Finding success in the tech world can be a major challenge, despite big audiences and major investment in the sector. Tech businesses of all kinds usually have to contend with serious competition, highly saturated market niches and expensive development cycles.

As a result, even small mistakes can slow down business growth and make it harder to provide the best product possible. Larger errors can be even more costly — and, in the long run, might be enough to sink even successful businesses.

These spending and decision-making mistakes are some of the worst that startups and tech businesses make. Knowing how to avoid them will help you save money and find success in a crowded market.

1. Underinvesting in Marketing

Some tech startups deprioritize their marketing efforts in favor of product development. After all, you’re trying to sell a product — and you may think that an effective product will speak for itself and find its audience in time.

Failures in branding and marketing, however, can easily cause major problems for any tech business. Many founders of failed startups cite marketing issues as one of the main reasons for their startup’s failure.

Marketing is a powerful tool for building awareness of your products and creating a strong brand image. While you may be tempted to cut marketing spending in favor of your product budget, marketing is essential to growing your business and establishing brand recognition with your target audience.

2. Skimping on Cybersecurity

Many businesses skimp on cybersecurity because, until you fall victim to a hack or data breach, there’s no apparent return on investment for security spending.

However, this can be a real mistake. The cost of a data breach can be extraordinarily high — enough to sink small businesses or seriously harm even well-established tech companies. 

Research on previous data breaches shows that basic best practices can go a long way in keeping your company safe. For example, most successful attacks in 2016 targeted companies with no encryption on their stored data.

Something as simple as encrypting stored data can help reduce the potential harm of a data breach.

3. Optimizing for the Wrong Metrics

It’s not unusual for tech companies to prioritize technical metrics — lines of code, average session time, “engagement” — over customer-centric metrics that offer a better picture of business success. Customer satisfaction, number of leads generated and revenue earned can all provide a much better sense of whether or not your business is doing things correctly.

Technical metrics are often easier to measure. Something like “customer satisfaction,” after all, is pretty abstract.
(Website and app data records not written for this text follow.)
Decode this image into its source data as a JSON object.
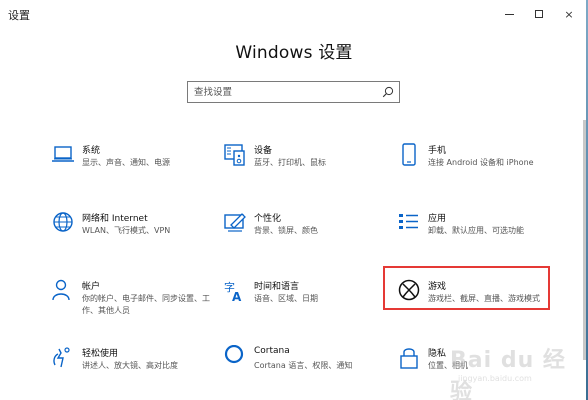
{
  "window": {
    "title": "设置",
    "controls": {
      "minimize": "minimize-icon",
      "maximize": "maximize-icon",
      "close": "×"
    }
  },
  "header": {
    "title": "Windows 设置"
  },
  "search": {
    "placeholder": "查找设置"
  },
  "items": [
    {
      "title": "系统",
      "desc": "显示、声音、通知、电源",
      "icon": "laptop-icon"
    },
    {
      "title": "设备",
      "desc": "蓝牙、打印机、鼠标",
      "icon": "devices-icon"
    },
    {
      "title": "手机",
      "desc": "连接 Android 设备和 iPhone",
      "icon": "phone-icon"
    },
    {
      "title": "网络和 Internet",
      "desc": "WLAN、飞行模式、VPN",
      "icon": "globe-icon"
    },
    {
      "title": "个性化",
      "desc": "背景、锁屏、颜色",
      "icon": "personalization-icon"
    },
    {
      "title": "应用",
      "desc": "卸载、默认应用、可选功能",
      "icon": "apps-icon"
    },
    {
      "title": "帐户",
      "desc": "你的帐户、电子邮件、同步设置、工作、其他人员",
      "icon": "person-icon"
    },
    {
      "title": "时间和语言",
      "desc": "语音、区域、日期",
      "icon": "time-language-icon"
    },
    {
      "title": "游戏",
      "desc": "游戏栏、截屏、直播、游戏模式",
      "icon": "xbox-icon"
    },
    {
      "title": "轻松使用",
      "desc": "讲述人、放大镜、高对比度",
      "icon": "ease-of-access-icon"
    },
    {
      "title": "Cortana",
      "desc": "Cortana 语言、权限、通知",
      "icon": "cortana-icon"
    },
    {
      "title": "隐私",
      "desc": "位置、相机",
      "icon": "lock-icon"
    }
  ],
  "highlight_color": "#e53935",
  "accent_color": "#0a64c8",
  "watermark": {
    "logo": "Bai du 经验",
    "url": "jingyan.baidu.com"
  }
}
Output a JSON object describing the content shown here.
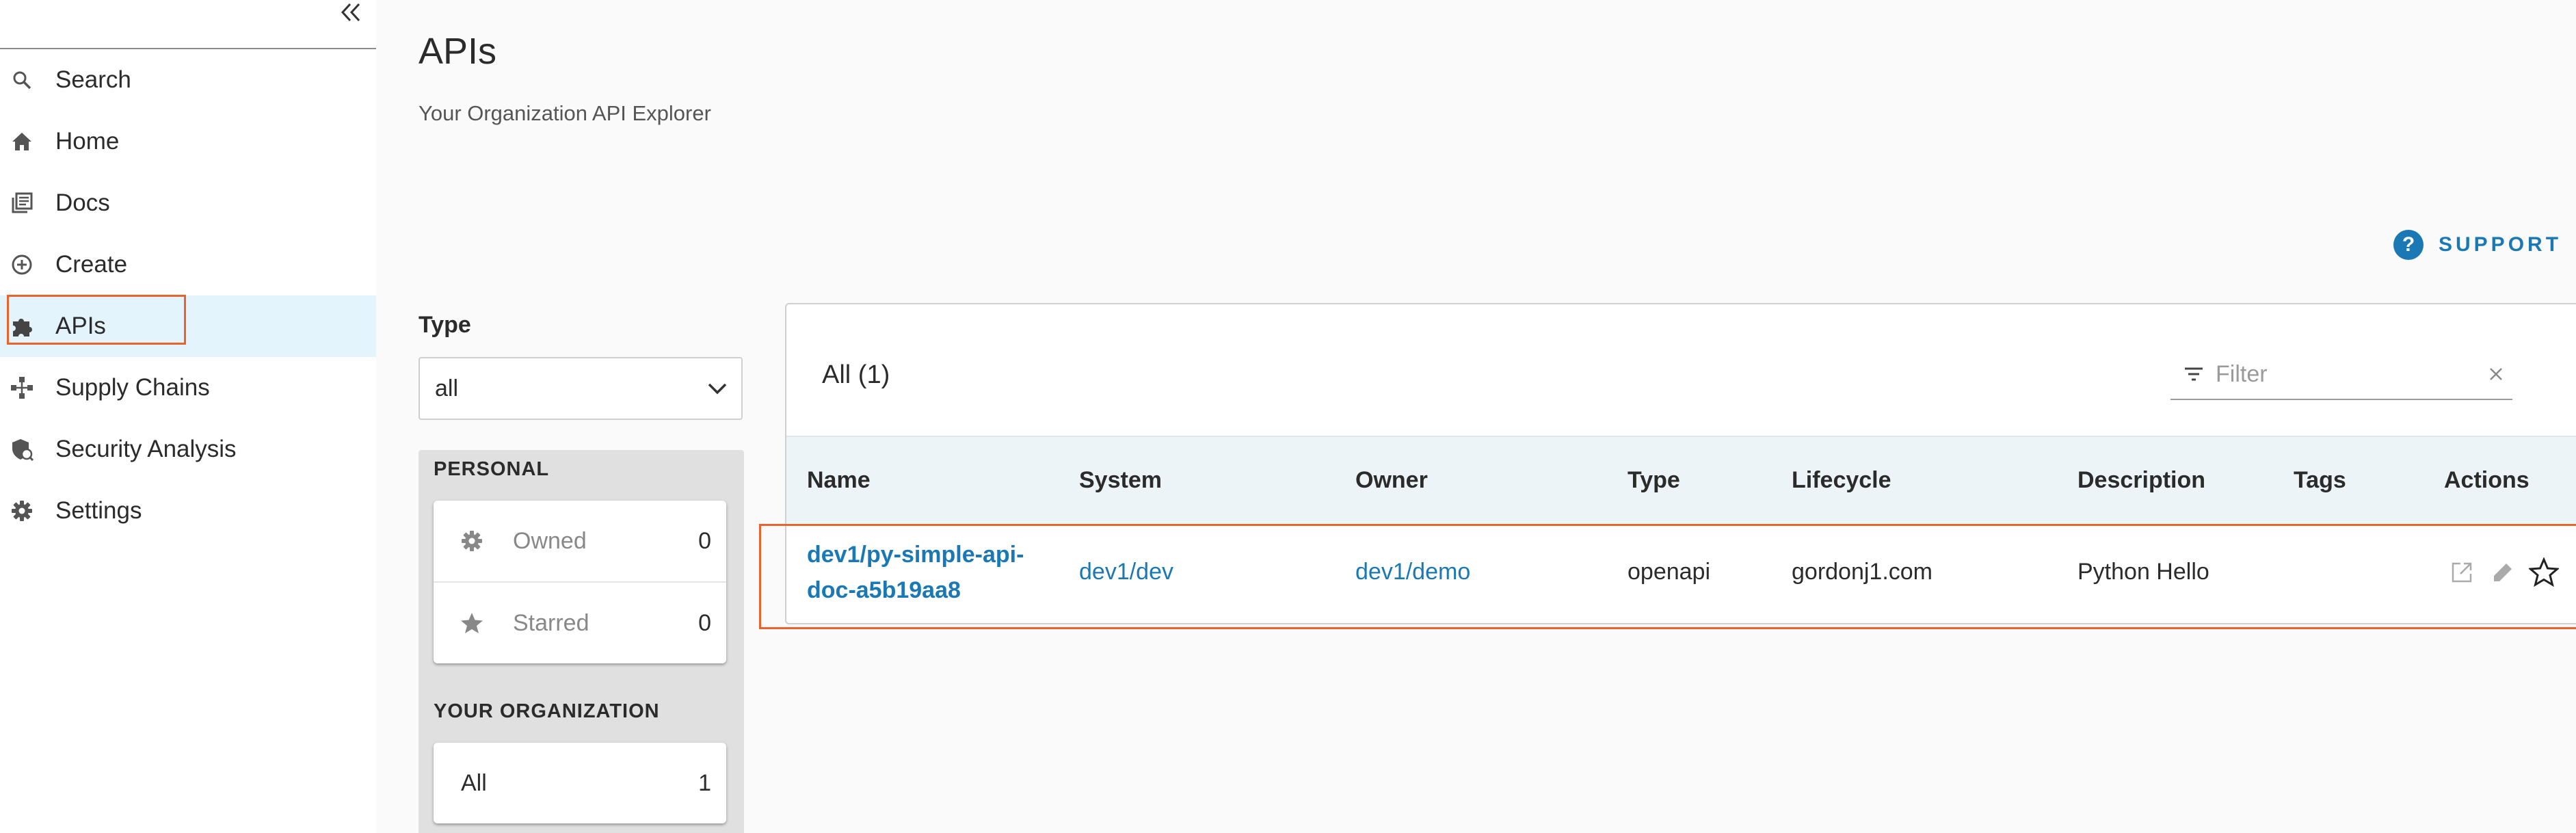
{
  "sidebar": {
    "items": [
      {
        "label": "Search",
        "icon": "search-icon"
      },
      {
        "label": "Home",
        "icon": "home-icon"
      },
      {
        "label": "Docs",
        "icon": "docs-icon"
      },
      {
        "label": "Create",
        "icon": "create-icon"
      },
      {
        "label": "APIs",
        "icon": "puzzle-icon",
        "active": true
      },
      {
        "label": "Supply Chains",
        "icon": "supply-chain-icon"
      },
      {
        "label": "Security Analysis",
        "icon": "security-shield-icon"
      },
      {
        "label": "Settings",
        "icon": "gear-icon"
      }
    ]
  },
  "header": {
    "title": "APIs",
    "subtitle": "Your Organization API Explorer",
    "support_label": "SUPPORT"
  },
  "filters": {
    "type_label": "Type",
    "type_value": "all",
    "personal_heading": "PERSONAL",
    "personal": [
      {
        "label": "Owned",
        "count": "0",
        "icon": "gear-icon"
      },
      {
        "label": "Starred",
        "count": "0",
        "icon": "star-icon"
      }
    ],
    "org_heading": "YOUR ORGANIZATION",
    "org": [
      {
        "label": "All",
        "count": "1"
      }
    ]
  },
  "table": {
    "title": "All (1)",
    "filter_placeholder": "Filter",
    "columns": [
      "Name",
      "System",
      "Owner",
      "Type",
      "Lifecycle",
      "Description",
      "Tags",
      "Actions"
    ],
    "rows": [
      {
        "name_line1": "dev1/py-simple-api-",
        "name_line2": "doc-a5b19aa8",
        "system": "dev1/dev",
        "owner": "dev1/demo",
        "type": "openapi",
        "lifecycle": "gordonj1.com",
        "description": "Python Hello",
        "tags": ""
      }
    ]
  },
  "colors": {
    "accent": "#1a79b4",
    "active_bg": "#e3f4fc",
    "highlight": "#e8642c"
  }
}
To find out how your customers feel about your business, you’ll also need a lot of qualitative data, which can often be hard to capture.

However, technical metrics — which may be easier to calculate — don’t always tell the full story of your business. A well-built product that doesn’t meet customer needs probably won’t be successful when it hits the market.

4. Not Focusing Enough on Indirect Spending

Tech businesses sometimes overfocus on managing their direct spending — the money going towards resources and services used in product development — at the expense of indirect spending.

Your budget’s indirect expenses category — which can include spending on procurement operations, vendor relationship management software and office supplies — can quickly bloat without proper attention. While these expenses may not seem as essential as direct spending, inefficient indirect spending management can have a big impact on business success.

Over time, inefficiencies in indirect spending can significantly reduce your business’s cash flow. As a result, you’ll have less to spend on product development, new talent and market research.

Some of the biggest tech companies worldwide, like Amazon and Cisco, are masters at careful management of indirect spending — which may be part of the reason why these companies have been able to scale so quickly when needed.

5. Losing Sight of Product/Market Fit

No matter how innovative or effective a product is, it won’t get very far if there isn’t a market that can provide the money needed for that product’s development.

Whenever you’re deciding on features to add, adjustments to make or new products to develop, it’s important to consider your current audience and the audience you want to capture in the future. These target audiences need to be large enough to justify development costs for a new product and support that product after launch.

According to research from CB Insights, nine out of the top 20 reasons for startup failure were related to customers and marketing. Pick any given year and you can find dozens of examples of startups that failed due to a poor product/market fit.

In 2019, for example, there was Aria Insights, which aimed to develop unmanned aerial vehicles for search and rescue missions. The company failed both because the tech wasn’t there yet, and because there wasn’t a major market for the product.

Validating the market is a crucial step for any tech business. Ongoing market research will prove essential if you want to make sure your products will appeal to an audience that can support their development.

Avoid These Mistakes to Save Your Tech Business Time and Money

Even if a business has a great product and a killer dev team, these mistakes may be enough to knock them out of business. Marketing, cybersecurity and indirect spending can all have a big impact on the success of a tech company — and underinvestment may have serious long-term effects.

When deciding what priorities will matter most for your business, keep these common mistakes in mind. Knowing how other companies have failed can help you avoid some of the most common pitfalls that tech businesses run into.

Lexie is a freelance web designer and UX strategist. She loves all things design and spending time with her goldendoodle. Check out her design blog, Design Roast, and follow her on Twitter @lexieludesigner.